ED: A+. During the early ‘50s the Freed Unit at MGM made three classic musicals: Singin’ in the Rain, The Band Wagon, and this one. Made when star Gene Kelly was at the top of his creative powers with the studio, it was flawlessly acted by its cast, and directed by Vincente Minnelli. Kelly is Jerry Mulligan, an ex-GI and struggling American artist who stayed in Paris after the war ended. He is “discovered” by a socially connected heiress (Nina Foch) with an interest in more than Jerry’s art. In turn Jerry falls for Lise (Leslie Caron), a young girl already engaged to a cabaret singer. In addition to the two women, Jerry is entertained by Adam Cook (Oscar Levant), a would-be concert pianist. Fans of the musical form know that plot is the last thing they need worry about. It’s the music and the dancing. Both are well represented here, with the Gershwins supplying the music, and Kelly and Caron the dancing. The film is built around a simple idea: Kelly wanted to make a film with a lengthy ballet scene based on Gershwin’s tone poem. Freed and Minnelli took the idea and ran with it, adding plot complications plus some stunning backgrounds that bring to mind the works of the French impressionists. This is definitely a move for the eyes as well as the ear. Levant adds a safety valve of acerbic wit whenever the romantic complications threaten to become leaden. He does this simply by playing Oscar Levant, which he does in every film he’s in. However, his performance here tops all the others. Nina Foch provides a solid support, proving she’s come a long way since her B-ingénue days at Fox, and Leslie Caron, a discovery of Kelly’s, provides the eye candy as well as an underdog to root for along with Kelly. Those who have seen it know what I’m talking about, while to those that haven’t, I recommend this as a definite Must See.

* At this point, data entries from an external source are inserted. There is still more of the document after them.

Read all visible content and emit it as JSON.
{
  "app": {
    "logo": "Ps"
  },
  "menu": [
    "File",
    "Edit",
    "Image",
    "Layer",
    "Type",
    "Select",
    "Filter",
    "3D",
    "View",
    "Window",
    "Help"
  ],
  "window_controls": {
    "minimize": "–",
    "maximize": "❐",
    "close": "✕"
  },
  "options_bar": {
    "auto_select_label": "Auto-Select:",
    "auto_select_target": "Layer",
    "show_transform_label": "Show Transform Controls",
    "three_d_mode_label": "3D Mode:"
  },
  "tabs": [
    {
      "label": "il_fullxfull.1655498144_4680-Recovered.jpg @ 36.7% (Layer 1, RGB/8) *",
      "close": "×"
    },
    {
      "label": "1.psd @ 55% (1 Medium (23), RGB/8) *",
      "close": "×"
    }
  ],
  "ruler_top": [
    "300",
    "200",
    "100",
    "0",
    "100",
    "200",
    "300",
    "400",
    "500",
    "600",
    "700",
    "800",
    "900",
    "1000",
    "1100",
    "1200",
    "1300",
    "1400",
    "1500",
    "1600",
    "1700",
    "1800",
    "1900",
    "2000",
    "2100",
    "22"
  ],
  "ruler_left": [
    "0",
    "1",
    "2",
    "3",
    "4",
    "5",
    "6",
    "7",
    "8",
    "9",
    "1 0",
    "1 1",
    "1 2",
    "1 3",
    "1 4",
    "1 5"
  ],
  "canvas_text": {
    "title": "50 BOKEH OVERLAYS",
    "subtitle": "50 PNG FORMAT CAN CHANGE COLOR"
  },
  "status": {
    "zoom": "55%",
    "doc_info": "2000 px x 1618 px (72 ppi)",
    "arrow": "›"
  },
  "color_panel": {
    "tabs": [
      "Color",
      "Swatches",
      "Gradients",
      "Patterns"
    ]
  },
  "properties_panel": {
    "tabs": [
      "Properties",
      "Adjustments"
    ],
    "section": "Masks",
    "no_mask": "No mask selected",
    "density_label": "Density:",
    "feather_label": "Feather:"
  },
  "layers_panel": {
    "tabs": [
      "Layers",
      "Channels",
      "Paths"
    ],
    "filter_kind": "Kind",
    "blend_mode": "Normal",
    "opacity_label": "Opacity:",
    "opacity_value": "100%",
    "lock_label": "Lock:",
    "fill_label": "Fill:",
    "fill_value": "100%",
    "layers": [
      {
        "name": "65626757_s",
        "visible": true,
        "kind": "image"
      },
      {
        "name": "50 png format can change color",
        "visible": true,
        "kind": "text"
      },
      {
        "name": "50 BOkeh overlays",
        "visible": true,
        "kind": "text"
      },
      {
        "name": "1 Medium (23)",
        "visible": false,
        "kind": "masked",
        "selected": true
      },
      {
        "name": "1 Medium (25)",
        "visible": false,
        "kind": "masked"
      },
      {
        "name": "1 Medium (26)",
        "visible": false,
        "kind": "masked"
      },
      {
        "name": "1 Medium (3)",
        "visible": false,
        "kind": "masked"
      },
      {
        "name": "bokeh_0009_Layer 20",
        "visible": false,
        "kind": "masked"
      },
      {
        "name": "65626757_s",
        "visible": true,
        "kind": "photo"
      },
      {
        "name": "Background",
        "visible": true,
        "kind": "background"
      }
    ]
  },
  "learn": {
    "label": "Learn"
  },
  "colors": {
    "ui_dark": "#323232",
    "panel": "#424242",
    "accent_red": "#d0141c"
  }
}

DAVID: B-. Gene Kelly is among the two best dancers in the history of cinema with Fred Astaire, of course, being the other. Kelly was more physical and muscular than what most people think of dancers. He was quite charming and how can anyone hate that wonderful smile? During his career in Hollywood, Kelly fancied himself a visionary. An American in Paris is a perfect example. Kelly wanted a lengthy ballet-heavy dance performance that showcased Paris through the works of French impressionist paintings so that's what he did in the final number leading to the conclusion of this film. The concept is admirable, but the implementation is quite frankly boring – and it goes on for 16 minutes. I'm not a fan of musicals though there are some I greatly enjoy including Singin' in the Rain with Kelly (which also at one point spends more than 20 minutes on a daydream/dance that has little to do with that movie's plot). An American in Paris is a good film. Why else would I give it a B-? But it's certainly not a classic. Also, unfortunately it was a leader in Hollywood's move away from film noir toward lighter movies in the 1950s. The plot is basic as are the characters in the movie. Kelly wants to be a great painter, but is offended when a rich socialite takes an artistic and sexual interest in him. Kelly has two buddies: one wants to be a concert pianist and the other a cabaret singer. There's a simplistic love triangle with a happy ending. Leslie Caron, the female lead and the girl Kelly wants, could dance, but was a lousy actress. I've never understood her appeal as she always seemed way too young for her love interests. Her characters never have any depth, which is probably why she was in this film. I don't buy for a second the contention that a musical doesn't need to have a plot, and that we should primarily concern ourselves with the singing and dancing. When the music stops, why should our enjoyment or interest stop with it? The songs are good, the dancing – except the final one – is also entertaining, the scenery is magnificent and, as usual, MGM spared no expense when it came to the color of its big-time productions. It's good, but it's not a movie I'd ever seek out to watch.
For the complete list of films on the TCM TiVo Alert, click here.
For the complete list of films on the TCM TiVo Alert, click here.